### MATERIAL SUPPLIED
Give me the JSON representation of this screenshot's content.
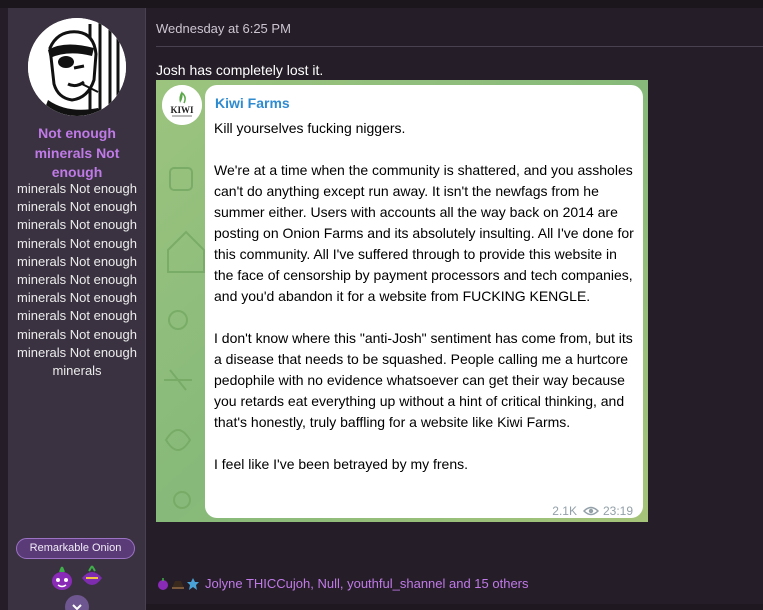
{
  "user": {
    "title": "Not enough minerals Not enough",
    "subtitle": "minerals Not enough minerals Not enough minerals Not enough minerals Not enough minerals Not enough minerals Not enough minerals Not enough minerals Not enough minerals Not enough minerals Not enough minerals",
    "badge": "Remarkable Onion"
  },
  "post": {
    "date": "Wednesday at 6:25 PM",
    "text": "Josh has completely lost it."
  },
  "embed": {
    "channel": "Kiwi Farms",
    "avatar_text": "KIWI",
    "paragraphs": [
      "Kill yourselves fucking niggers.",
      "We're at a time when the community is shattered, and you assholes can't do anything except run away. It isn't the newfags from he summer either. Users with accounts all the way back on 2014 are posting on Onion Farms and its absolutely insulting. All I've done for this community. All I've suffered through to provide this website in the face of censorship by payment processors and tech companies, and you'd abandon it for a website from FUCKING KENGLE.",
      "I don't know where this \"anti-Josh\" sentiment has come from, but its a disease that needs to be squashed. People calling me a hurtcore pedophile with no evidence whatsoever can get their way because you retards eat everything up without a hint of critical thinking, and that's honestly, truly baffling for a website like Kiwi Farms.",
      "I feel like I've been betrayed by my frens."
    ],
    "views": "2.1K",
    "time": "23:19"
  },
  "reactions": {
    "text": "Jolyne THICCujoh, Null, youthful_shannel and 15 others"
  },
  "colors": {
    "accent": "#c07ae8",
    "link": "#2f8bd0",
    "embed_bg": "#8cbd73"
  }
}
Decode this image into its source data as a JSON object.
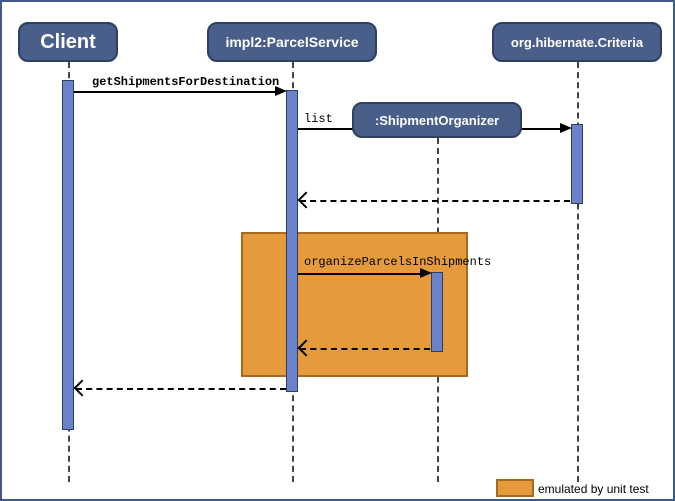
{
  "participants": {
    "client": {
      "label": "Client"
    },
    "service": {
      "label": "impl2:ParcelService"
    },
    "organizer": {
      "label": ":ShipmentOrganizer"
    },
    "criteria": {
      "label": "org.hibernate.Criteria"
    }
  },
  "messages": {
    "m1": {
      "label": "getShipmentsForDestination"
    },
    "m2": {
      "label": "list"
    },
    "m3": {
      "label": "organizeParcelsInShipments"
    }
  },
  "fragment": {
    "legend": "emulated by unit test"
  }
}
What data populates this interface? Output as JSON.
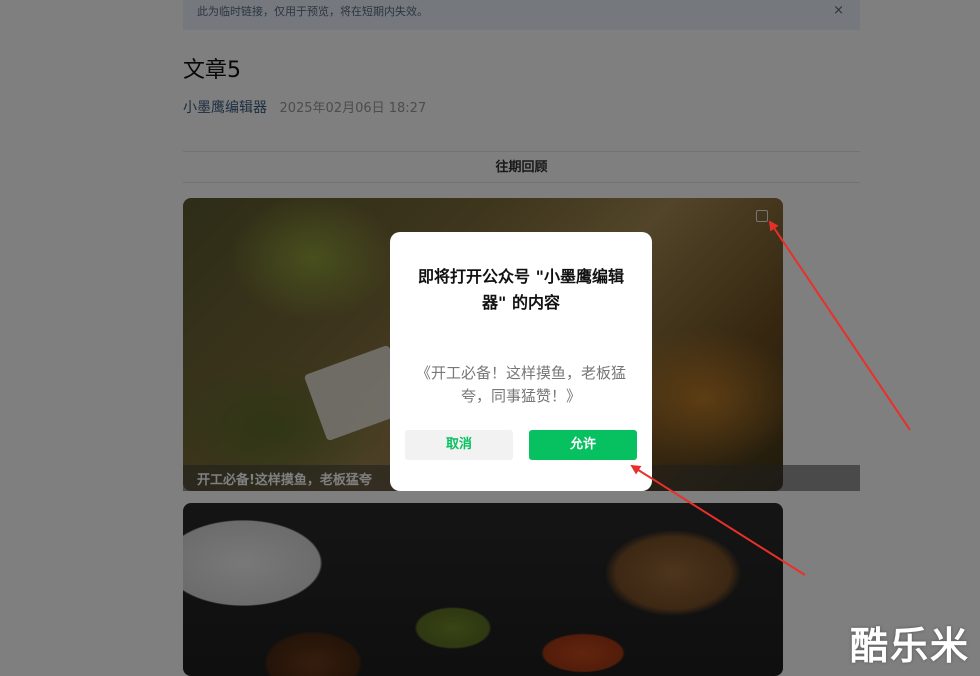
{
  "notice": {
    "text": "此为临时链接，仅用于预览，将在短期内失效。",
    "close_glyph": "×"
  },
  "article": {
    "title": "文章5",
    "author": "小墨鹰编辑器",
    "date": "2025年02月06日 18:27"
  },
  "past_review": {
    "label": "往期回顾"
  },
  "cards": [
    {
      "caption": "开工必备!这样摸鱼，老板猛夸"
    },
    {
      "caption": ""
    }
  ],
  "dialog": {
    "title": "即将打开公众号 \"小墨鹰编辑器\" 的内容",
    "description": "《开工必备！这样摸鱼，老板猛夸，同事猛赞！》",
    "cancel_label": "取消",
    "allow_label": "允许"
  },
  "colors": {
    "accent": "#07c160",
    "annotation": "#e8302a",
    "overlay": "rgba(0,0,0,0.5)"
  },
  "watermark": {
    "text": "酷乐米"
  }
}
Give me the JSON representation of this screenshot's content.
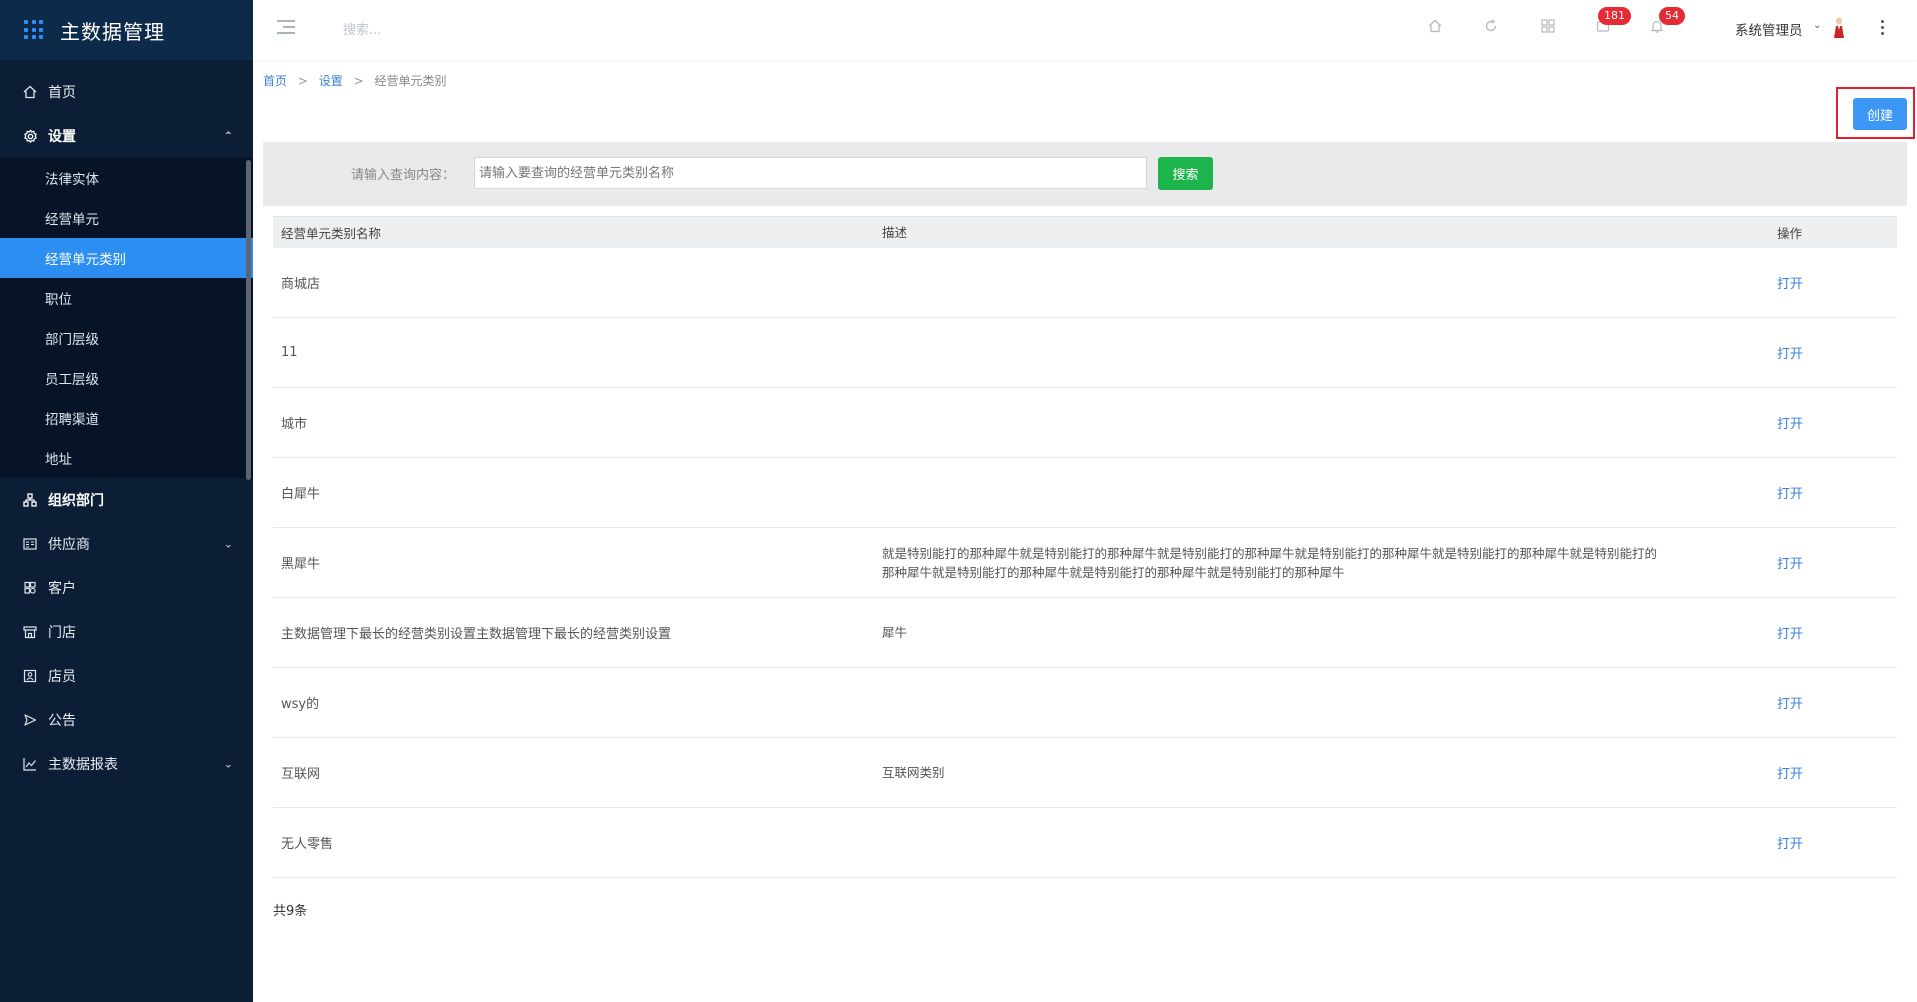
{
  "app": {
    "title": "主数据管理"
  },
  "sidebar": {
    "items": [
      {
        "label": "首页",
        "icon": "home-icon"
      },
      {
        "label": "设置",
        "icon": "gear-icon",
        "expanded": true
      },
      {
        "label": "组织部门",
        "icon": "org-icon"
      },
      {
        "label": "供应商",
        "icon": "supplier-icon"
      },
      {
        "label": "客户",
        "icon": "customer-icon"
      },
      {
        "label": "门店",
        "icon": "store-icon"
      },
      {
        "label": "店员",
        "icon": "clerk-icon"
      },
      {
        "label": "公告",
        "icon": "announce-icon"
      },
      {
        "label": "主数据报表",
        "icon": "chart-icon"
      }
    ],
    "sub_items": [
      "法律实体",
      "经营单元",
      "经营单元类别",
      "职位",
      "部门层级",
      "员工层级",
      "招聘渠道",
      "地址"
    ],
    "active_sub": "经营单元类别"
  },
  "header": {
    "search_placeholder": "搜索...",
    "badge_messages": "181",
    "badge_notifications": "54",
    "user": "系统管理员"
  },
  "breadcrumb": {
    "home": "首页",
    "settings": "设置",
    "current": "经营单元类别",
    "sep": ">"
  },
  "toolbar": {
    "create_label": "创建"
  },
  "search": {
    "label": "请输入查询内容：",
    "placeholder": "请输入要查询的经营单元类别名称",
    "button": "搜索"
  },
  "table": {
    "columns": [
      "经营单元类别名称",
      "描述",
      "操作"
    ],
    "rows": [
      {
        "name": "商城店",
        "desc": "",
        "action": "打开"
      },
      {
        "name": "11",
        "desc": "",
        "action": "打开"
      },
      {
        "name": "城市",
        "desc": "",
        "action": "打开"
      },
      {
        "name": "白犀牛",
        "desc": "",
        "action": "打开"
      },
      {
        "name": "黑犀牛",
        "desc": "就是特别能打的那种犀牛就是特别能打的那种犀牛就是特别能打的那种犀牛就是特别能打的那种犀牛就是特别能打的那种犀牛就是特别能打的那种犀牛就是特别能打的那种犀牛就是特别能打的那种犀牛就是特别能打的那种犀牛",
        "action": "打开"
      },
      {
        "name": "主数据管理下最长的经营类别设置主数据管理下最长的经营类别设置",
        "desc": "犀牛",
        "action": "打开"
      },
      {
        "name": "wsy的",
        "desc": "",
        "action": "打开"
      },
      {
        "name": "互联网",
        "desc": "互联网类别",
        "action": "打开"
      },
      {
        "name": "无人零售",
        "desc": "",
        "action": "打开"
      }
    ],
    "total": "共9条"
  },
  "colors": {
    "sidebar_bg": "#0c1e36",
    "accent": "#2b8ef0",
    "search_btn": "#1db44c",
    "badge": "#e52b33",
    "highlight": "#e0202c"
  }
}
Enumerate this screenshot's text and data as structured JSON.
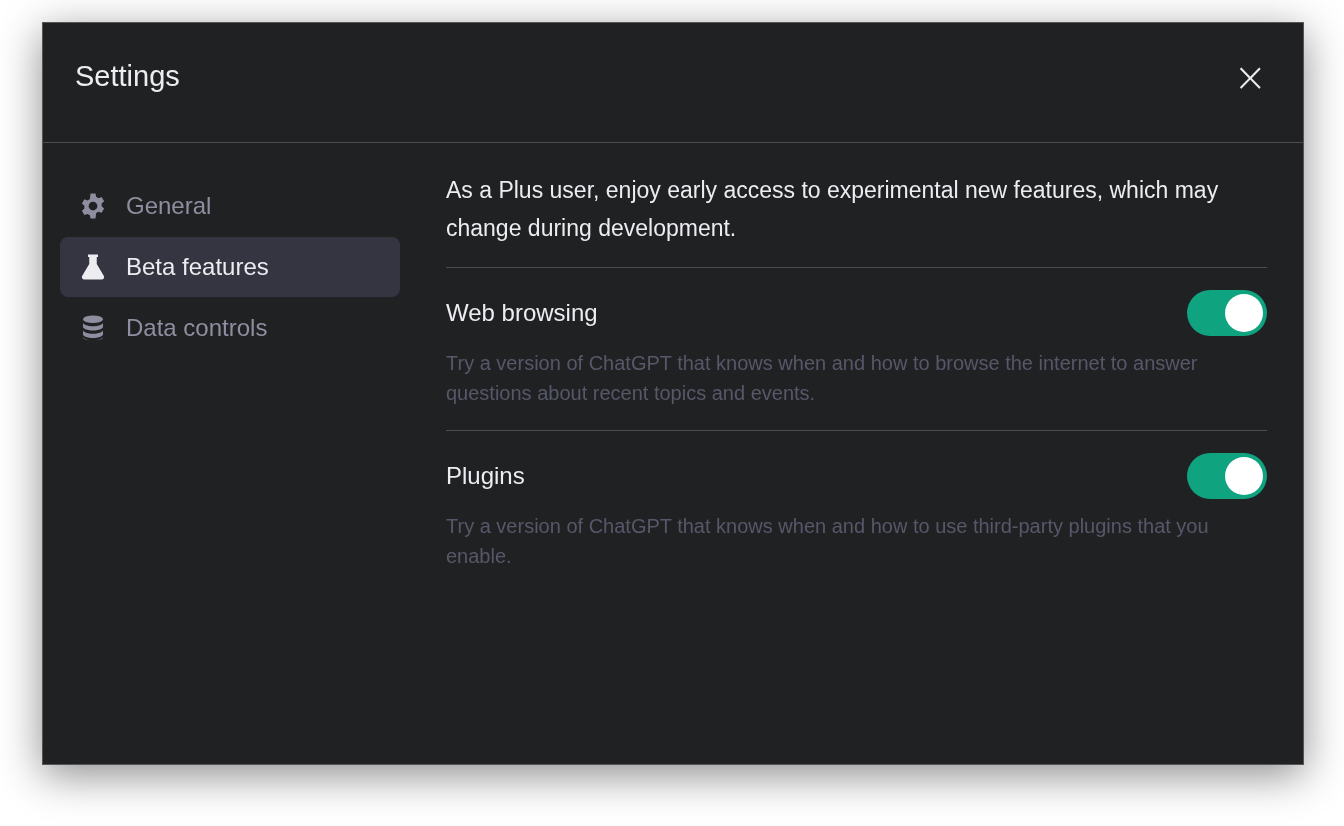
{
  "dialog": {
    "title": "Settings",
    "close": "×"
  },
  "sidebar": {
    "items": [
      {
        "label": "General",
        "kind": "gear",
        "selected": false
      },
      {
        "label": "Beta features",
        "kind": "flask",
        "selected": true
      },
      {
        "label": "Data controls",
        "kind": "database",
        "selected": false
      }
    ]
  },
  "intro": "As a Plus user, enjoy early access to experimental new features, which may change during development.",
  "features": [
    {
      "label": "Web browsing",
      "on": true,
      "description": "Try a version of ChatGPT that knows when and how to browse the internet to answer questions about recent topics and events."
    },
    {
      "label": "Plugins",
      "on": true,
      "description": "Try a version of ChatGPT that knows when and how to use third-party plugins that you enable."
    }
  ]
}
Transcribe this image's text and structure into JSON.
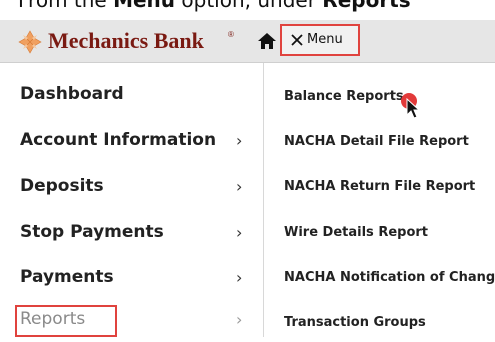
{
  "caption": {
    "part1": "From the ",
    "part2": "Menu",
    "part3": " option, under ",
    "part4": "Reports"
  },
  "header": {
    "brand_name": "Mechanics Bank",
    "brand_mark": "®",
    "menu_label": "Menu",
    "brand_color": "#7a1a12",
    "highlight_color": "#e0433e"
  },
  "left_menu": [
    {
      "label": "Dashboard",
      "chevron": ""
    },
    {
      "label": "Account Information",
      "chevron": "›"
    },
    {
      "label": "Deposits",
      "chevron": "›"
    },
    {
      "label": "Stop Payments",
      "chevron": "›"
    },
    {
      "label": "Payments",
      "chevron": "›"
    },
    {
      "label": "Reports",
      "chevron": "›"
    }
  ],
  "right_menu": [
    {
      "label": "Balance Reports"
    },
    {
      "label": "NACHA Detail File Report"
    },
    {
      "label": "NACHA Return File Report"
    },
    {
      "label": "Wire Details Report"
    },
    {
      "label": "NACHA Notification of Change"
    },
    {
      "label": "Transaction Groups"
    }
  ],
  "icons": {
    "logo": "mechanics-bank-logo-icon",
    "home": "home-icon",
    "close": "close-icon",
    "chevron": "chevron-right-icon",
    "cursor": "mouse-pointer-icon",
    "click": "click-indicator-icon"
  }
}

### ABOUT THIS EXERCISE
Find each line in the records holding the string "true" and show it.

### ANSWER SECTION
        "expanded": true
        "selected": true
      "on": true,
      "on": true,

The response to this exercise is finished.